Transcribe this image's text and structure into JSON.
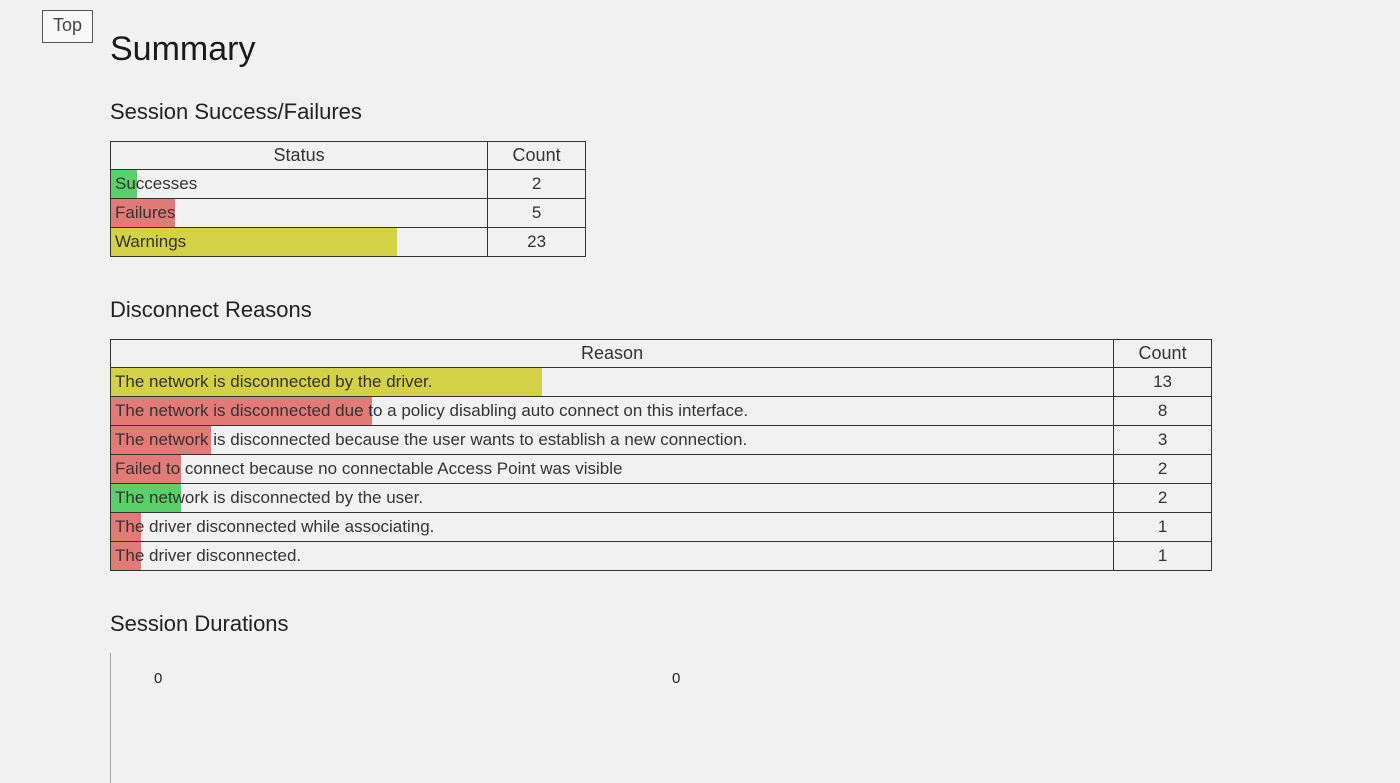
{
  "top_link": "Top",
  "title": "Summary",
  "sections": {
    "status": {
      "heading": "Session Success/Failures",
      "col_status": "Status",
      "col_count": "Count",
      "rows": [
        {
          "label": "Successes",
          "count": 2,
          "color": "#5bcf6a",
          "fill_pct": 7
        },
        {
          "label": "Failures",
          "count": 5,
          "color": "#e27a78",
          "fill_pct": 17
        },
        {
          "label": "Warnings",
          "count": 23,
          "color": "#d4d147",
          "fill_pct": 76
        }
      ]
    },
    "reasons": {
      "heading": "Disconnect Reasons",
      "col_reason": "Reason",
      "col_count": "Count",
      "rows": [
        {
          "label": "The network is disconnected by the driver.",
          "count": 13,
          "color": "#d4d147",
          "fill_pct": 43
        },
        {
          "label": "The network is disconnected due to a policy disabling auto connect on this interface.",
          "count": 8,
          "color": "#e27a78",
          "fill_pct": 26
        },
        {
          "label": "The network is disconnected because the user wants to establish a new connection.",
          "count": 3,
          "color": "#e27a78",
          "fill_pct": 10
        },
        {
          "label": "Failed to connect because no connectable Access Point was visible",
          "count": 2,
          "color": "#e27a78",
          "fill_pct": 7
        },
        {
          "label": "The network is disconnected by the user.",
          "count": 2,
          "color": "#5bcf6a",
          "fill_pct": 7
        },
        {
          "label": "The driver disconnected while associating.",
          "count": 1,
          "color": "#e27a78",
          "fill_pct": 3
        },
        {
          "label": "The driver disconnected.",
          "count": 1,
          "color": "#e27a78",
          "fill_pct": 3
        }
      ]
    },
    "durations": {
      "heading": "Session Durations",
      "tick0": "0",
      "tick1": "0"
    }
  },
  "chart_data": [
    {
      "type": "bar",
      "title": "Session Success/Failures",
      "categories": [
        "Successes",
        "Failures",
        "Warnings"
      ],
      "values": [
        2,
        5,
        23
      ],
      "colors": [
        "#5bcf6a",
        "#e27a78",
        "#d4d147"
      ]
    },
    {
      "type": "bar",
      "title": "Disconnect Reasons",
      "categories": [
        "The network is disconnected by the driver.",
        "The network is disconnected due to a policy disabling auto connect on this interface.",
        "The network is disconnected because the user wants to establish a new connection.",
        "Failed to connect because no connectable Access Point was visible",
        "The network is disconnected by the user.",
        "The driver disconnected while associating.",
        "The driver disconnected."
      ],
      "values": [
        13,
        8,
        3,
        2,
        2,
        1,
        1
      ],
      "colors": [
        "#d4d147",
        "#e27a78",
        "#e27a78",
        "#e27a78",
        "#5bcf6a",
        "#e27a78",
        "#e27a78"
      ]
    }
  ]
}
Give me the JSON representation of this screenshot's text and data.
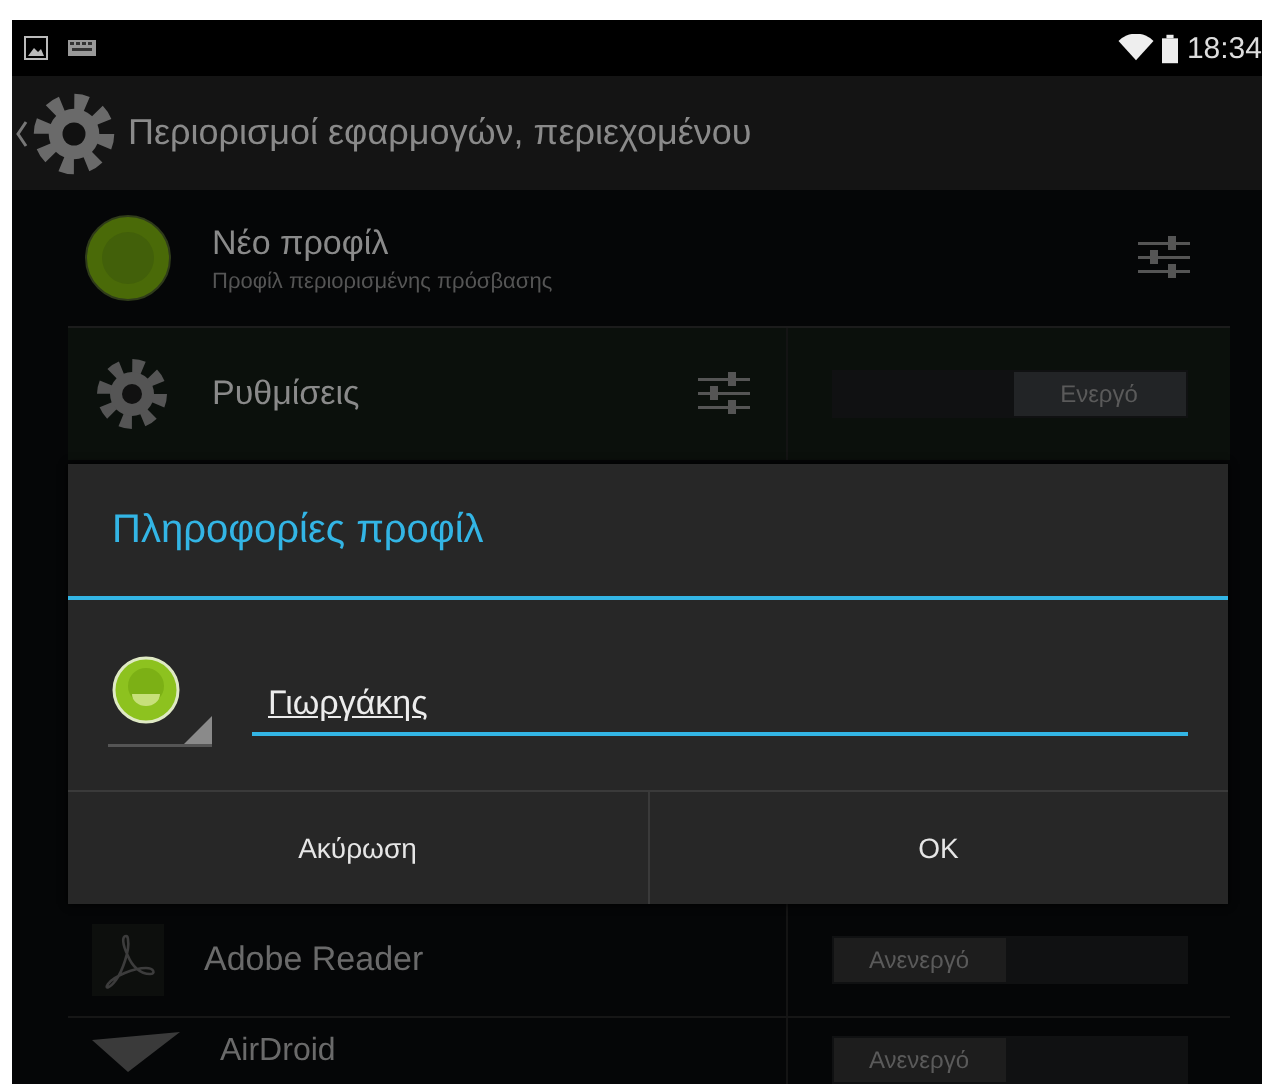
{
  "status_bar": {
    "time": "18:34"
  },
  "action_bar": {
    "title": "Περιορισμοί εφαρμογών, περιεχομένου"
  },
  "profile": {
    "name": "Νέο προφίλ",
    "subtitle": "Προφίλ περιορισμένης πρόσβασης"
  },
  "apps": [
    {
      "name": "Ρυθμίσεις",
      "kind": "settings",
      "toggle": "Ενεργό",
      "on": true,
      "has_settings": true
    },
    {
      "name": "Adobe Reader",
      "kind": "pdf",
      "toggle": "Ανενεργό",
      "on": false,
      "has_settings": false
    },
    {
      "name": "AirDroid",
      "kind": "plane",
      "toggle": "Ανενεργό",
      "on": false,
      "has_settings": false
    }
  ],
  "dialog": {
    "title": "Πληροφορίες προφίλ",
    "name_field": {
      "value": "Γιωργάκης"
    },
    "buttons": [
      "Ακύρωση",
      "OK"
    ]
  }
}
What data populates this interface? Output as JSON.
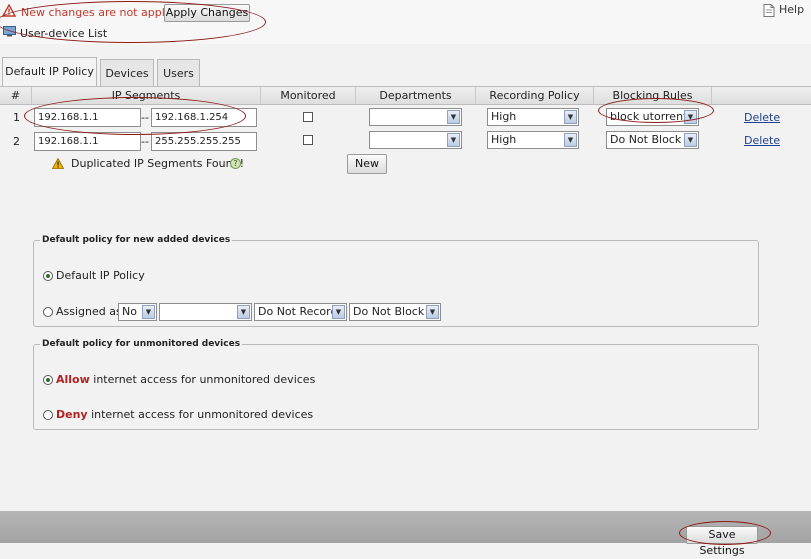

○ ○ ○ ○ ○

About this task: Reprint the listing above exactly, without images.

Task result:
Transcribe this image's text and structure into JSON.
{
  "top_link": "Top",
  "title": "Summary",
  "sections": {
    "status": {
      "heading": "Session Success/Failures",
      "col_status": "Status",
      "col_count": "Count",
      "rows": [
        {
          "label": "Successes",
          "count": 2,
          "color": "#5bcf6a",
          "fill_pct": 7
        },
        {
          "label": "Failures",
          "count": 5,
          "color": "#e27a78",
          "fill_pct": 17
        },
        {
          "label": "Warnings",
          "count": 23,
          "color": "#d4d147",
          "fill_pct": 76
        }
      ]
    },
    "reasons": {
      "heading": "Disconnect Reasons",
      "col_reason": "Reason",
      "col_count": "Count",
      "rows": [
        {
          "label": "The network is disconnected by the driver.",
          "count": 13,
          "color": "#d4d147",
          "fill_pct": 43
        },
        {
          "label": "The network is disconnected due to a policy disabling auto connect on this interface.",
          "count": 8,
          "color": "#e27a78",
          "fill_pct": 26
        },
        {
          "label": "The network is disconnected because the user wants to establish a new connection.",
          "count": 3,
          "color": "#e27a78",
          "fill_pct": 10
        },
        {
          "label": "Failed to connect because no connectable Access Point was visible",
          "count": 2,
          "color": "#e27a78",
          "fill_pct": 7
        },
        {
          "label": "The network is disconnected by the user.",
          "count": 2,
          "color": "#5bcf6a",
          "fill_pct": 7
        },
        {
          "label": "The driver disconnected while associating.",
          "count": 1,
          "color": "#e27a78",
          "fill_pct": 3
        },
        {
          "label": "The driver disconnected.",
          "count": 1,
          "color": "#e27a78",
          "fill_pct": 3
        }
      ]
    },
    "durations": {
      "heading": "Session Durations",
      "tick0": "0",
      "tick1": "0"
    }
  },
  "chart_data": [
    {
      "type": "bar",
      "title": "Session Success/Failures",
      "categories": [
        "Successes",
        "Failures",
        "Warnings"
      ],
      "values": [
        2,
        5,
        23
      ],
      "colors": [
        "#5bcf6a",
        "#e27a78",
        "#d4d147"
      ]
    },
    {
      "type": "bar",
      "title": "Disconnect Reasons",
      "categories": [
        "The network is disconnected by the driver.",
        "The network is disconnected due to a policy disabling auto connect on this interface.",
        "The network is disconnected because the user wants to establish a new connection.",
        "Failed to connect because no connectable Access Point was visible",
        "The network is disconnected by the user.",
        "The driver disconnected while associating.",
        "The driver disconnected."
      ],
      "values": [
        13,
        8,
        3,
        2,
        2,
        1,
        1
      ],
      "colors": [
        "#d4d147",
        "#e27a78",
        "#e27a78",
        "#e27a78",
        "#5bcf6a",
        "#e27a78",
        "#e27a78"
      ]
    }
  ]
}
Give me the JSON representation of this screenshot's text and data.
{
  "status_bar": {
    "time": "18:34"
  },
  "action_bar": {
    "title": "Περιορισμοί εφαρμογών, περιεχομένου"
  },
  "profile": {
    "name": "Νέο προφίλ",
    "subtitle": "Προφίλ περιορισμένης πρόσβασης"
  },
  "apps": [
    {
      "name": "Ρυθμίσεις",
      "kind": "settings",
      "toggle": "Ενεργό",
      "on": true,
      "has_settings": true
    },
    {
      "name": "Adobe Reader",
      "kind": "pdf",
      "toggle": "Ανενεργό",
      "on": false,
      "has_settings": false
    },
    {
      "name": "AirDroid",
      "kind": "plane",
      "toggle": "Ανενεργό",
      "on": false,
      "has_settings": false
    }
  ],
  "dialog": {
    "title": "Πληροφορίες προφίλ",
    "name_field": {
      "value": "Γιωργάκης"
    },
    "buttons": [
      "Ακύρωση",
      "OK"
    ]
  }
}
What data populates this interface? Output as JSON.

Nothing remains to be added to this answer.